Daniel Massa: the alternative motherland lies in the sea
Daniel Massa’s alternative motherland lies in the sea, with its deep roots in the human psyche and its affinity with “the vastness of the unknown – perhaps the unknowable – the untamed, the formless, and the unpredictable;” as Patricia Ann Carlson points out in her forward to the book Literature and Lore of the Sea (1986), the sea is associated with a wealth of archetypes: the initiation; the voyage; the ship as microcosm; the phenomenal beast; a cosmology of constant flux; the uneasy division between order and chaos; the temptress; the eternal mother; the conflict between human and nonhuman. Massa’s choice to position his ideal motherland in the deep sea has the advantage of bringing to the nation this wealth of mental associations and experiences, the common Mediterranean heritage, and therefore it allows the poet to reinvent the nation, a mimetic but also a political feat in its own right. This conceptual metaphor is connected to the figure of Malta-as-mother, because the sea is experienced as a womb, a place where a truly independent Malta can take root far from the oppressive memory of the colonial past; from the new, post-Independence “colonizers;” from the quiescence and fatalism, the sense of inferiority and dependence arising out of the country’s paternal tradition. The poet’s main weapon is language and its remarkable ability to “redescribe” reality through metaphor, to appropriate the nation. Despite his doubts about his own guilt and the strength of his word, he knows that his decision to use language, and especially fresh metaphor with its potential for indeterminacy, for depth, for cultivating intimacy, is an act of defiance in itself, a declaration of faith in the freedom of the individual person and nation.

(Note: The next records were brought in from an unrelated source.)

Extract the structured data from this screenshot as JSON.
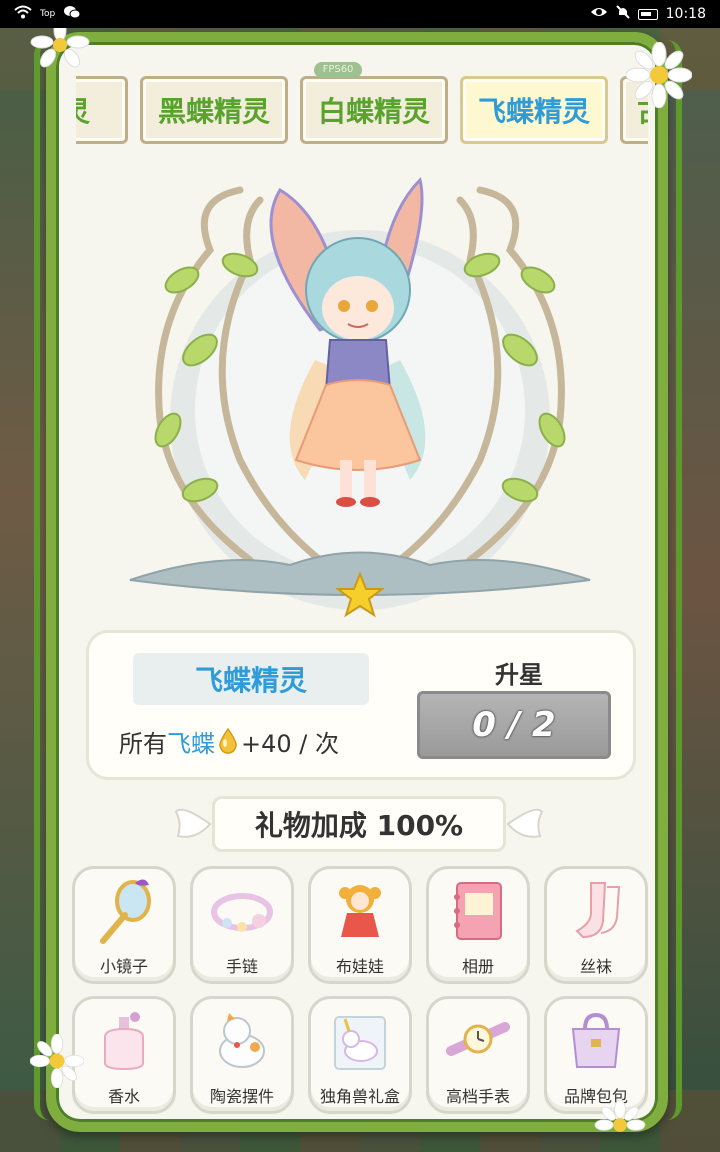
{
  "status_bar": {
    "top_label": "Top",
    "time": "10:18"
  },
  "fps": "FPS60",
  "tabs": [
    {
      "label": "精灵",
      "active": false
    },
    {
      "label": "黑蝶精灵",
      "active": false
    },
    {
      "label": "白蝶精灵",
      "active": false
    },
    {
      "label": "飞蝶精灵",
      "active": true
    },
    {
      "label": "古",
      "active": false
    }
  ],
  "spirit": {
    "name": "飞蝶精灵",
    "bonus_prefix": "所有",
    "bonus_target": "飞蝶",
    "bonus_value": "+40 / 次",
    "stars": 1
  },
  "upgrade": {
    "label": "升星",
    "progress": "0 / 2",
    "current": 0,
    "required": 2
  },
  "gift_bonus": "礼物加成 100%",
  "gifts": [
    {
      "label": "小镜子",
      "icon": "mirror-icon"
    },
    {
      "label": "手链",
      "icon": "bracelet-icon"
    },
    {
      "label": "布娃娃",
      "icon": "doll-icon"
    },
    {
      "label": "相册",
      "icon": "album-icon"
    },
    {
      "label": "丝袜",
      "icon": "stockings-icon"
    },
    {
      "label": "香水",
      "icon": "perfume-icon"
    },
    {
      "label": "陶瓷摆件",
      "icon": "ceramic-cat-icon"
    },
    {
      "label": "独角兽礼盒",
      "icon": "unicorn-box-icon"
    },
    {
      "label": "高档手表",
      "icon": "watch-icon"
    },
    {
      "label": "品牌包包",
      "icon": "handbag-icon"
    }
  ],
  "colors": {
    "accent_blue": "#2f9bd7",
    "accent_green": "#5aa22e",
    "vine": "#7fae3e"
  }
}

Novel conceptual metaphor gives the writer the possibility to create the Maltese nation and at the same time to go astray, to get out of the concentric circles that hem that nation-narration in; it has the ability to create and recreate the imaginary at the same time; and the Malta that it forges is also, inevitably, a forgery. Adrian Grima